The male beauty contest judged by women
- 20 January 2011
- From the section Africa
Make-up, flirting, bling outfits. But this beauty contest has a twist - the men dress up, the women pick the winners. What does the Wodaabe people's pageant tell us about male beauty?
Tall, slim, facial symmetry and good teeth - this could be the universal tick list of a beauty pageant judge.
And when the contestants are men, their faces painted with red, white and yellow clay, the aesthetic holds true.
These unusual beauty contests, known as Gerewol, celebrate the fertility the rains bring to the parched edge of the Sahara. Filmed for the BBC's Human Planet, Niger's Wodaabe men decorate their faces and dance for hours to impress female judges - who may take them as lovers.
Lipstick and beads may be associated with femininity in Western eyes, but the ceremonial costumes aim to emphasise male beauty:
- Tall and athletic: Ostrich plumes and pompoms emphasise height
- Narrow face: Decorated with red ochre
- Wide eyes: Black eyeliner made from charred egret bones
- Facial symmetry: Enhanced with black, yellow and white patterns
- Aquiline nose: White clay arrow stripe to look more streamlined
- Long braids and cowrie shells: Symbolise fertility and wealth
- White and regular teeth: Bared and emphasised with black lipstick
- Good dancer: Beaded necklaces and bodices jangle against chest in time to the beat
The colours used are symbolic too, says Mette Bovin, a Danish anthropologist who has worked with the Wodaabe since the 1970s.
Red ochre, which coats the face, is associated with blood and violence and so only used on special occasions.
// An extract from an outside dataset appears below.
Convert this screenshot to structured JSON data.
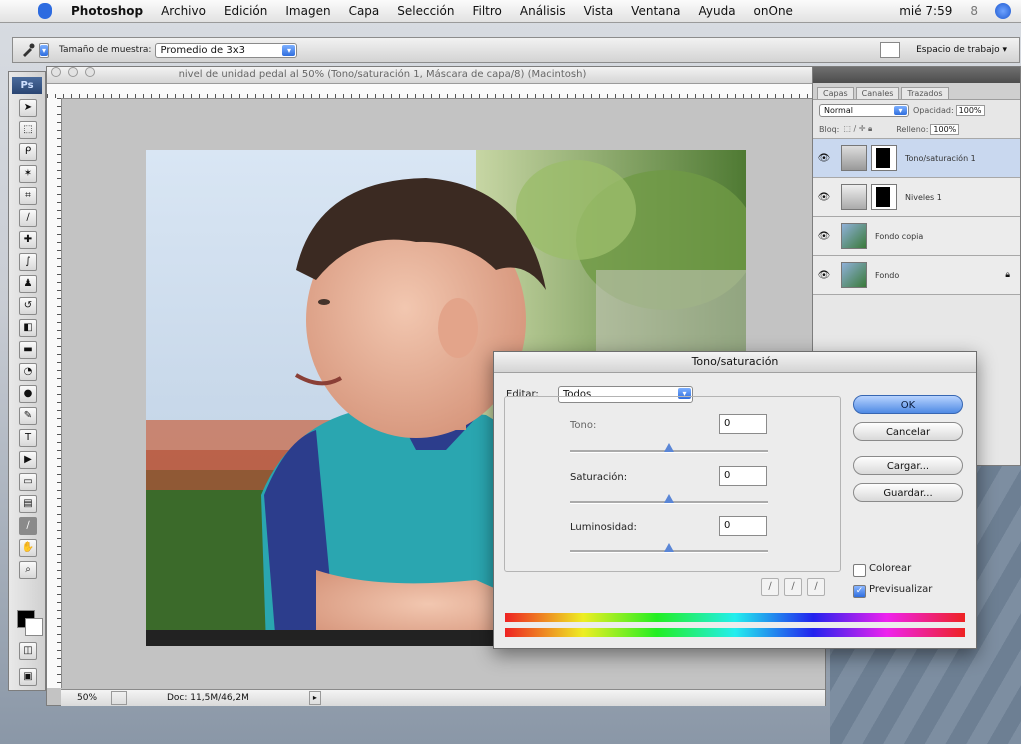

Yellow clay, used by some dancers to paint patterns on the face, is the colour of magic and transformation.
And black, to darken lips and emphasise eyes, is a favourite hue, partly because it is the opposite of white - the colour of loss and death, says Bovin in her book Nomads Who Cultivate Beauty.
Adding to the black lipstick's significance, it is made from the charred bones of the cattle egret, a bird the Wodaabe associate with "expressivity", says Bovin. "To have charm - that is to have expressivity and charisma - is highly valued in a young man."
The dance moves emulate the poise of the egret, and the men sing by vibrating lips painted with this "bird-lipstick", as Bovin describes it.
And the prize? Each judge chooses her champion and may take him as her lover - even if both already have partners - and the winners are celebrated for years to come. Nor is the potential for match-making limited to judges and winners.
"You dance Gerewol to try to win a lover, even if it means stealing someone's wife," says contestant Djao, who met second wife Tembe at a previous Gerewol. "You can marry her, or have a fling with her."
She, too, is on the look-out. "I've spotted three men here that I like."
No stigma is attached to setting aside one's marriage vows at Gerewol whether temporarily or permanently, says Human Planet director Tuppence Stone.
"The initial marriages in Wodaabe culture are arranged when the bride and groom are very young, so Gerewol is the chance for a love match," she says. This is not a polygamous culture - marrying a new partner means leaving the old.
Drought, conflict and, more recently, insurgency from al-Qaeda's North African offshoot means this traditional celebration is rarely practised - except at tourist hotels in eastern Niger, where Wodaabe troops may demonstrate the dances.
For the clans filmed by the BBC, who live in small, nomadic groups on the borders of Chad and Niger, it was their first Gerewol after six years of drought. Only when there is enough water to support several hundred people in one place do the normally isolated Wodaabe gather.